Nirvana To Afghanistan
Veteran: Jason Everman
Artist: Michael Koulermos
Writer: Margaret Mandell
It was the late 80’s and the music scene was exploding in Seattle. Nirvana was still in its infancy when musician, Jason Everman, auditioned and got the gig as second guitarist. That he had $606.17 to record Nirvana’s first album didn’t hurt his chances either.
The gig was short lived. According to his band mates, he was too “introverted”.
He wasn’t exactly fired but it was understood by Everman and the other band members he wouldn’t be joining them on their next tour.
He wound up playing bass for another Seattle band, Soundgarden. Although he loved playing with them, it didn’t work out either and Everman was fired for “moodiness”.
So he put down his bass, bought a one way ticket to New York City, walked into an army recruitment office in Times Square and a few weeks later was enduring brutal, heave-inducing drills at Fort Benning in Georgia.
Gone was the nose ring and long, strawberry blond curls. In their place was a determined young man who excelled at the rigors of army life.
Quite a change from the grunge scene in Seattle. But Everman was determined not to be left behind this time. He became a member of the elite Special Forces. Deployed to Afghanistan and Iraq, Everman saw and experienced all the horrors of war.
He came home with his weight in medals. But he rarely talks about those honors. It’s not his way.
In 2006, Everman left the military and was admitted to Columbia University where he earned a bachelor’s degree in philosophy.
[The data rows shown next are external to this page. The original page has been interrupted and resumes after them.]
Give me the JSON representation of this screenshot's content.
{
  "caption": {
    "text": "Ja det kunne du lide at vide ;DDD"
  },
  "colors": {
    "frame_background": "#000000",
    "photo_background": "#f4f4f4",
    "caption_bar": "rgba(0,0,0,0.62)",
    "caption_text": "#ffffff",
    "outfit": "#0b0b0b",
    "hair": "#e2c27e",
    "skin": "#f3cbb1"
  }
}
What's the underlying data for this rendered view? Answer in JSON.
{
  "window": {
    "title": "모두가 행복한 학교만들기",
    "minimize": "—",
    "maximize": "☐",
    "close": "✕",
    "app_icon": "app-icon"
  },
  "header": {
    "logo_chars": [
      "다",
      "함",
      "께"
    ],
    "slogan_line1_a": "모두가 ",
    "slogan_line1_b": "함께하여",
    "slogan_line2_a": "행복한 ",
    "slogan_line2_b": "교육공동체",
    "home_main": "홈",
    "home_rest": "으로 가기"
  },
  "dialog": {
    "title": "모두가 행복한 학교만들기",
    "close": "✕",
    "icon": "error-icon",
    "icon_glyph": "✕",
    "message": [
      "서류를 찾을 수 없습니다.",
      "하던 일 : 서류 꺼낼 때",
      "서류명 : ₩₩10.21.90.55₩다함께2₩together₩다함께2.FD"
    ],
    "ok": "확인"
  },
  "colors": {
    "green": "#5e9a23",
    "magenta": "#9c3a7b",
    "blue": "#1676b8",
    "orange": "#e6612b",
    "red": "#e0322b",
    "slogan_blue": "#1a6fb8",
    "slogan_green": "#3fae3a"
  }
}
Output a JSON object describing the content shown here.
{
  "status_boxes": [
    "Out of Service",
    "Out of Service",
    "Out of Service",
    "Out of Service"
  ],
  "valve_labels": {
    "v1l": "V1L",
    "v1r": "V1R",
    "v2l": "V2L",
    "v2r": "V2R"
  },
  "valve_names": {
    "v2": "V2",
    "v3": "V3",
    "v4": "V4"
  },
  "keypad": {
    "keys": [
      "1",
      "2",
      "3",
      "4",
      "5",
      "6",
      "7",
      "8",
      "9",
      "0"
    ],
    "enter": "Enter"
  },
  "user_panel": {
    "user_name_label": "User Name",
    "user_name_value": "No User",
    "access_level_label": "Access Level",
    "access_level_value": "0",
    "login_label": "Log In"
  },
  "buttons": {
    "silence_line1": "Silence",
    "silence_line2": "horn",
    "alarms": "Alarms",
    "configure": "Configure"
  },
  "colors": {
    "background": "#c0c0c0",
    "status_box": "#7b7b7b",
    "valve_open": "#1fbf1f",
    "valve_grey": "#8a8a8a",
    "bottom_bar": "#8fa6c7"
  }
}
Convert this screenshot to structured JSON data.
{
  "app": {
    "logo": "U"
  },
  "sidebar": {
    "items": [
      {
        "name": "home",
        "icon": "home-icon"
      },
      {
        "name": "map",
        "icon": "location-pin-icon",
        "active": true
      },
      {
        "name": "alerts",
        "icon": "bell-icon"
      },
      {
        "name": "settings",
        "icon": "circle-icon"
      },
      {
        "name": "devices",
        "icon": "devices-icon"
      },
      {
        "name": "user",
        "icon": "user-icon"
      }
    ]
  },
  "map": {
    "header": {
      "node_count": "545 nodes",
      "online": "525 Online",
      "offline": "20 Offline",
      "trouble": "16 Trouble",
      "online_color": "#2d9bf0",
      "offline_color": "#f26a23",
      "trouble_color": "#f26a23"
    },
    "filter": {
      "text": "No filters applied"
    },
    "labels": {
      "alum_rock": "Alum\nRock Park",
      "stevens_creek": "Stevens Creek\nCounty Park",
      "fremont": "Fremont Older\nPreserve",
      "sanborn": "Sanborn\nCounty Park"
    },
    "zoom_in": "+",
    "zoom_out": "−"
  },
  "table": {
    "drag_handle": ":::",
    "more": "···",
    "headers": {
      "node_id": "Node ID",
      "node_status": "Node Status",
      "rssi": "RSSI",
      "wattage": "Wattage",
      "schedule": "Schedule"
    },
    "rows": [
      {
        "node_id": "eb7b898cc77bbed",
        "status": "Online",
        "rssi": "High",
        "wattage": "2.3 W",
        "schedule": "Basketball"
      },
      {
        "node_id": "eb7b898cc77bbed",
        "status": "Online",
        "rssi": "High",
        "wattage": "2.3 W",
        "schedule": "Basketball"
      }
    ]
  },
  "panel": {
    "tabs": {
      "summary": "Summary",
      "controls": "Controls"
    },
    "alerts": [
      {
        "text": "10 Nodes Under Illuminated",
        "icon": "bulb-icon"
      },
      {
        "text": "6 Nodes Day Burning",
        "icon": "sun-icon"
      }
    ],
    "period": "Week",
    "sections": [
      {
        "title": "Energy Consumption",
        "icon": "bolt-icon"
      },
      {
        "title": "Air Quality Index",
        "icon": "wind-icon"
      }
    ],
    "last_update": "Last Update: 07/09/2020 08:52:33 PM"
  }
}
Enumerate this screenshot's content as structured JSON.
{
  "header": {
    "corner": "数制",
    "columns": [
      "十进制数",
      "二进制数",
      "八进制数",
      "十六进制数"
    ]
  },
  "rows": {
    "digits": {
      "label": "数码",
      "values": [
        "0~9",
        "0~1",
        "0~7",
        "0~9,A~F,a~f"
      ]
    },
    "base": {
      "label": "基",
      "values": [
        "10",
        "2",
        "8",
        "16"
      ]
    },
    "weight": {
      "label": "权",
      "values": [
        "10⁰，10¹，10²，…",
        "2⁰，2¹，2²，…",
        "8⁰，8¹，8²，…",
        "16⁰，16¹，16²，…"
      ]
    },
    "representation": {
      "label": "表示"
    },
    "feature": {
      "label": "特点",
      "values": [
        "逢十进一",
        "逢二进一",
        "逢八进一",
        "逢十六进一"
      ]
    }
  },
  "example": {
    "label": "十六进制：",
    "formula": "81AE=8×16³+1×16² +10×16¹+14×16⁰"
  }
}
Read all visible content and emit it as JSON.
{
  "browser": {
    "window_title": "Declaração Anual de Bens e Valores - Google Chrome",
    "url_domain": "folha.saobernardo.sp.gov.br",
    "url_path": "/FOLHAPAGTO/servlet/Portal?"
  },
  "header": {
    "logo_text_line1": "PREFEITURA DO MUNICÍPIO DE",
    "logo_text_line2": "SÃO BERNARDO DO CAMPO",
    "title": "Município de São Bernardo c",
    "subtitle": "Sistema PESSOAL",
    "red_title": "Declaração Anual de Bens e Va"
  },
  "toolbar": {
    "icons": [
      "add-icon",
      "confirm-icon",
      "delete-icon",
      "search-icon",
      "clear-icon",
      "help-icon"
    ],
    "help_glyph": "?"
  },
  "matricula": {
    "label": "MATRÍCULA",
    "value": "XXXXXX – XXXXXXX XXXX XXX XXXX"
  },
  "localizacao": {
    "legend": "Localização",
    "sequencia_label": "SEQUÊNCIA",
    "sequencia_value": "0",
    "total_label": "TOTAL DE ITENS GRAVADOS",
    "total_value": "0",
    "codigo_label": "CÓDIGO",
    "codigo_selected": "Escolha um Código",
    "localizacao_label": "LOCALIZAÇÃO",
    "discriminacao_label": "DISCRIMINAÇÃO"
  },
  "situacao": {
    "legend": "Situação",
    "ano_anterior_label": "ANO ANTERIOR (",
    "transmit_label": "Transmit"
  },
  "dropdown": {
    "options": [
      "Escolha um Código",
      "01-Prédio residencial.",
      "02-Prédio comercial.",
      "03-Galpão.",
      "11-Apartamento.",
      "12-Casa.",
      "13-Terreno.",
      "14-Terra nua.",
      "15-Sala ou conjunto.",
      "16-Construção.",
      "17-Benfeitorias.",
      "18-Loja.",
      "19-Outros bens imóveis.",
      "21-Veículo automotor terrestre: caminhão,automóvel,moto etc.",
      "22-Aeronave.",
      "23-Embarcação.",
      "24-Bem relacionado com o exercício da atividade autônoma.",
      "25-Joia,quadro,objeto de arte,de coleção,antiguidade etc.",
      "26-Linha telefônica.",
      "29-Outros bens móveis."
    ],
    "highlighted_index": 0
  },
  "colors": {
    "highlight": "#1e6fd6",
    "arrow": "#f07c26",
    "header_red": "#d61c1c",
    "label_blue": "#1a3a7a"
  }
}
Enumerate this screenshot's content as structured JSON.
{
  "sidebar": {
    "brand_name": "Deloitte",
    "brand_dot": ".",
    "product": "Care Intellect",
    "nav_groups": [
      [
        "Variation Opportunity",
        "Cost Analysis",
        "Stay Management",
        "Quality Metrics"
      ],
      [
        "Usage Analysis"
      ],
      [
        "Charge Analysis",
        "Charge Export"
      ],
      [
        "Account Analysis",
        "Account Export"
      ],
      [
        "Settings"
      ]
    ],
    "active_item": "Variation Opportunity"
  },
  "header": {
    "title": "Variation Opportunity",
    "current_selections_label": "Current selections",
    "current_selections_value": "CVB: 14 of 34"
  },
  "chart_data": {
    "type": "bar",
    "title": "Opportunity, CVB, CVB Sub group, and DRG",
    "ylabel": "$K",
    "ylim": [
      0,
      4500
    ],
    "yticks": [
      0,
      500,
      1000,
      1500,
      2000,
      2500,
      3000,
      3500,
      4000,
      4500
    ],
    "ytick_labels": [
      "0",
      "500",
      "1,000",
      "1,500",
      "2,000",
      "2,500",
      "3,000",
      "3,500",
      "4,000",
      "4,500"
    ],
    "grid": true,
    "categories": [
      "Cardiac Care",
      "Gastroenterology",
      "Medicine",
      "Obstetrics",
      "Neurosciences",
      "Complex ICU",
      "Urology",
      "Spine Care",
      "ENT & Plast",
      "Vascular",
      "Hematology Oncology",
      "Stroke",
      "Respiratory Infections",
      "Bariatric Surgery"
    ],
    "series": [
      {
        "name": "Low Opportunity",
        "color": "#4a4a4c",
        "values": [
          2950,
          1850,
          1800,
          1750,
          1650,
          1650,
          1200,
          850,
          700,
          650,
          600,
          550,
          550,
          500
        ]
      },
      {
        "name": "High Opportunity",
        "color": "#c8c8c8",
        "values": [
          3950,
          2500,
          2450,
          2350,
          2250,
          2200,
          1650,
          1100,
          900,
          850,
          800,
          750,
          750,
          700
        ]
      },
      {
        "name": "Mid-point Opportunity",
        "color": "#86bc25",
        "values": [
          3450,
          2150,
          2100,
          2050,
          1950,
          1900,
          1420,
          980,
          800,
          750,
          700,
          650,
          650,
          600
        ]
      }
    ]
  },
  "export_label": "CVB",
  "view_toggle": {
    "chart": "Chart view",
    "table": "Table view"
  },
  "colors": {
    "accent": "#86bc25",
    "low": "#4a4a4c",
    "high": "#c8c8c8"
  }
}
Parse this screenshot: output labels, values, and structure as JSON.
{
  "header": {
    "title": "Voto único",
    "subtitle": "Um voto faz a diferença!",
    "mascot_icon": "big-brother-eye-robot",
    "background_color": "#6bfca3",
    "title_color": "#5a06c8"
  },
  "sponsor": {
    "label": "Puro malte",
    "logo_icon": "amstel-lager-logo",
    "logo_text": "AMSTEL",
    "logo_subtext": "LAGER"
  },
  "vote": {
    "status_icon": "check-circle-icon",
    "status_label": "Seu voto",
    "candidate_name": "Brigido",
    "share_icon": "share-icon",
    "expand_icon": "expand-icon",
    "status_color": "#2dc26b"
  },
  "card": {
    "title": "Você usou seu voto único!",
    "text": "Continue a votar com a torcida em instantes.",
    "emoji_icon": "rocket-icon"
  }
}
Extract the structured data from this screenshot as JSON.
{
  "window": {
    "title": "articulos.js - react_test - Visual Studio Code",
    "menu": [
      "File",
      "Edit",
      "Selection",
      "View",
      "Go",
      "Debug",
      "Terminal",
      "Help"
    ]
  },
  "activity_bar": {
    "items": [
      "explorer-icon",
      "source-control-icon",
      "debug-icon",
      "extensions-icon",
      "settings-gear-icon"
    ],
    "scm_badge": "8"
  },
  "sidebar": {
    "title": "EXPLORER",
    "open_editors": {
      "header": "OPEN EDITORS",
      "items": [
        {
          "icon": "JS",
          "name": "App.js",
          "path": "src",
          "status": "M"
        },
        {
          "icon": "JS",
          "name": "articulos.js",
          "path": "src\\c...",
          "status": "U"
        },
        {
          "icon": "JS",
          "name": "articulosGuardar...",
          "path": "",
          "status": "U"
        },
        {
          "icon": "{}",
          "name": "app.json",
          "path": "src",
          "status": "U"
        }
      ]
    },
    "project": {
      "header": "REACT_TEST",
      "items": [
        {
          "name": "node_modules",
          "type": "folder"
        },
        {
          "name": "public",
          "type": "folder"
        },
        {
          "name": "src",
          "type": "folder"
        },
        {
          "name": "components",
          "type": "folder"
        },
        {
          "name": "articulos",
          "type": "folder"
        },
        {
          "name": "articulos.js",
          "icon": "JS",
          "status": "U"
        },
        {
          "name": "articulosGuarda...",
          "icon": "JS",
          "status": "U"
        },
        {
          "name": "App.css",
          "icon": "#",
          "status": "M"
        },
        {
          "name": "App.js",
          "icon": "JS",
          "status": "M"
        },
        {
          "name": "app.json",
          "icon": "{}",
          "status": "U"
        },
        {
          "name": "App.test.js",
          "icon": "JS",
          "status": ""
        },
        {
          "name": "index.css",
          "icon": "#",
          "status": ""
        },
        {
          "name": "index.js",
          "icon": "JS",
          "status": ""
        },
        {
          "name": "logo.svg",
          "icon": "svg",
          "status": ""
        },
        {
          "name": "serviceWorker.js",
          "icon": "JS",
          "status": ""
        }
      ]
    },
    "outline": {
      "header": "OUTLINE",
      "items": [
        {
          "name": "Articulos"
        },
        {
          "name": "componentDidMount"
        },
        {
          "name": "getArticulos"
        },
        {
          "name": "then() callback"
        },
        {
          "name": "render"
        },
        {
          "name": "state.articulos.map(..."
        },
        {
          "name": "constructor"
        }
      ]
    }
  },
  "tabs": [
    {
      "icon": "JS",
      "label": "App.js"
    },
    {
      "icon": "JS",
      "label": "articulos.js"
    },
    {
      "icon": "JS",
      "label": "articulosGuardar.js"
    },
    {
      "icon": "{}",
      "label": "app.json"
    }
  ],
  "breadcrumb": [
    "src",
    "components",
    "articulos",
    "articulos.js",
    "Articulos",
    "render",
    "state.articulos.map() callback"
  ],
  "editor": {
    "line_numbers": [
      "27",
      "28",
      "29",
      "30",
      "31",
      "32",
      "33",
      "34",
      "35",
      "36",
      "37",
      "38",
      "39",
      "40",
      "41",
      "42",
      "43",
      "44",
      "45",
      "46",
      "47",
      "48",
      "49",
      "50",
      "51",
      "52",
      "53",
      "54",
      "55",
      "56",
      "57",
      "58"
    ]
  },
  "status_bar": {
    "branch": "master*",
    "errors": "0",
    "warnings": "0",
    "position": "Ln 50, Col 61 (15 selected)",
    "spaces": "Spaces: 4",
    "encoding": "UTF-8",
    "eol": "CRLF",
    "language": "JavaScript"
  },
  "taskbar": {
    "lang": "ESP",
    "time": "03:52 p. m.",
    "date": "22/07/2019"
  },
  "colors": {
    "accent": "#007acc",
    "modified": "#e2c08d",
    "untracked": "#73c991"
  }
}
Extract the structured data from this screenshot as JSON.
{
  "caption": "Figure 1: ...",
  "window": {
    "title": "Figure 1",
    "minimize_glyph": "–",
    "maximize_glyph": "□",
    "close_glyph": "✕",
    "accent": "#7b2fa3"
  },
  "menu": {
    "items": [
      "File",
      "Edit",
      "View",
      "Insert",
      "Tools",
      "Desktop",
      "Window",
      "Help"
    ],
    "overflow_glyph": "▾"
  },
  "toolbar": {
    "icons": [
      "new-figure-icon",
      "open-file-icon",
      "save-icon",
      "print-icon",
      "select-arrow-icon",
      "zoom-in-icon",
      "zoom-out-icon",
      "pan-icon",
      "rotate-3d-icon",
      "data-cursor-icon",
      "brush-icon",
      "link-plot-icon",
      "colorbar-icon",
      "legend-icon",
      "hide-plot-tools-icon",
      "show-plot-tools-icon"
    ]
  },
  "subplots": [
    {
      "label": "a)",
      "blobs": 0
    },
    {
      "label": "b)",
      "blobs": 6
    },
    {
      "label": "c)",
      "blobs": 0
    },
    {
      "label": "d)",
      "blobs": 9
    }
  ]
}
Today, he leads a quiet life in an A-frame cabin near the Puget Sound.
Some would say he had it all and walked away from it. Everman would disagree. The only thing he lost out on is $606.17.